» **About this exercise**: Please return the records below exactly as they stand.

(Dataset rows for apps and sites)
*** Block opens ***
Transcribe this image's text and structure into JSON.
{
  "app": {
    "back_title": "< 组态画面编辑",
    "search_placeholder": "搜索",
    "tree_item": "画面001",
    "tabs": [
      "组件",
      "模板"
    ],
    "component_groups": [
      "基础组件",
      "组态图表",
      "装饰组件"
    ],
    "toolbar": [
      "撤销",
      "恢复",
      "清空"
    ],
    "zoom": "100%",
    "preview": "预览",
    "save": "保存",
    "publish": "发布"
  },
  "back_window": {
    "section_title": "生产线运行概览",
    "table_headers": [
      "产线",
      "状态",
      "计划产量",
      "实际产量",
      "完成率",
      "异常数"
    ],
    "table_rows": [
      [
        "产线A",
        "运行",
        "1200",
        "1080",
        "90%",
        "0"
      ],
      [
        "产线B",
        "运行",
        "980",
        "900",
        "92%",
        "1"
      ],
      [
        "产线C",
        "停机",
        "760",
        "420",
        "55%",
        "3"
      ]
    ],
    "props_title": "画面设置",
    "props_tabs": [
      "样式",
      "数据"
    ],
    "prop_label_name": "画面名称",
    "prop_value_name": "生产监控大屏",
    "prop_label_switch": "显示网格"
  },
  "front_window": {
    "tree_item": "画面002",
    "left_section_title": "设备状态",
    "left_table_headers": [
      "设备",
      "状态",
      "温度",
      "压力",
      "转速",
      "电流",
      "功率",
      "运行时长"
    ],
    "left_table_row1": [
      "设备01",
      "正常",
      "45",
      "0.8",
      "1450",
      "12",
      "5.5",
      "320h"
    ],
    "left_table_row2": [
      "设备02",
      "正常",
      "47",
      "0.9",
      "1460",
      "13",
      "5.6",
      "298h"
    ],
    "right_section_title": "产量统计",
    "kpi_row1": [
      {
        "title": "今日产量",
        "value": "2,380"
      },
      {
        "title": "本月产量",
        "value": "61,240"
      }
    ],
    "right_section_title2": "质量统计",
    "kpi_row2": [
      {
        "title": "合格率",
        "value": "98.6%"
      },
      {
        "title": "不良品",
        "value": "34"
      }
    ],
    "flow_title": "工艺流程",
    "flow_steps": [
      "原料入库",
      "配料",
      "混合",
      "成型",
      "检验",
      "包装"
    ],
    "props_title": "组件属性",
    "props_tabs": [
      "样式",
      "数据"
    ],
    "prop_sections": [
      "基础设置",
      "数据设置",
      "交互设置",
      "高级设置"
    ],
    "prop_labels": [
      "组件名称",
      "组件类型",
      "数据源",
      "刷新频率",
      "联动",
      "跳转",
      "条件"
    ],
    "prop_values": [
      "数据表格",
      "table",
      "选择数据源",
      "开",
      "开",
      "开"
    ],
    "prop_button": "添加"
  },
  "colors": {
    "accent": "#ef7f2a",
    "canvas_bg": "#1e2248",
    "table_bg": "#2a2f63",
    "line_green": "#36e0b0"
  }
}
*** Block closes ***
» **Task output**:
Transcribe this image's text and structure into JSON.
{
  "app": {
    "back_title": "< 组态画面编辑",
    "search_placeholder": "搜索",
    "tree_item": "画面001",
    "tabs": [
      "组件",
      "模板"
    ],
    "component_groups": [
      "基础组件",
      "组态图表",
      "装饰组件"
    ],
    "toolbar": [
      "撤销",
      "恢复",
      "清空"
    ],
    "zoom": "100%",
    "preview": "预览",
    "save": "保存",
    "publish": "发布"
  },
  "back_window": {
    "section_title": "生产线运行概览",
    "table_headers": [
      "产线",
      "状态",
      "计划产量",
      "实际产量",
      "完成率",
      "异常数"
    ],
    "table_rows": [
      [
        "产线A",
        "运行",
        "1200",
        "1080",
        "90%",
        "0"
      ],
      [
        "产线B",
        "运行",
        "980",
        "900",
        "92%",
        "1"
      ],
      [
        "产线C",
        "停机",
        "760",
        "420",
        "55%",
        "3"
      ]
    ],
    "props_title": "画面设置",
    "props_tabs": [
      "样式",
      "数据"
    ],
    "prop_label_name": "画面名称",
    "prop_value_name": "生产监控大屏",
    "prop_label_switch": "显示网格"
  },
  "front_window": {
    "tree_item": "画面002",
    "left_section_title": "设备状态",
    "left_table_headers": [
      "设备",
      "状态",
      "温度",
      "压力",
      "转速",
      "电流",
      "功率",
      "运行时长"
    ],
    "left_table_row1": [
      "设备01",
      "正常",
      "45",
      "0.8",
      "1450",
      "12",
      "5.5",
      "320h"
    ],
    "left_table_row2": [
      "设备02",
      "正常",
      "47",
      "0.9",
      "1460",
      "13",
      "5.6",
      "298h"
    ],
    "right_section_title": "产量统计",
    "kpi_row1": [
      {
        "title": "今日产量",
        "value": "2,380"
      },
      {
        "title": "本月产量",
        "value": "61,240"
      }
    ],
    "right_section_title2": "质量统计",
    "kpi_row2": [
      {
        "title": "合格率",
        "value": "98.6%"
      },
      {
        "title": "不良品",
        "value": "34"
      }
    ],
    "flow_title": "工艺流程",
    "flow_steps": [
      "原料入库",
      "配料",
      "混合",
      "成型",
      "检验",
      "包装"
    ],
    "props_title": "组件属性",
    "props_tabs": [
      "样式",
      "数据"
    ],
    "prop_sections": [
      "基础设置",
      "数据设置",
      "交互设置",
      "高级设置"
    ],
    "prop_labels": [
      "组件名称",
      "组件类型",
      "数据源",
      "刷新频率",
      "联动",
      "跳转",
      "条件"
    ],
    "prop_values": [
      "数据表格",
      "table",
      "选择数据源",
      "开",
      "开",
      "开"
    ],
    "prop_button": "添加"
  },
  "colors": {
    "accent": "#ef7f2a",
    "canvas_bg": "#1e2248",
    "table_bg": "#2a2f63",
    "line_green": "#36e0b0"
  }
}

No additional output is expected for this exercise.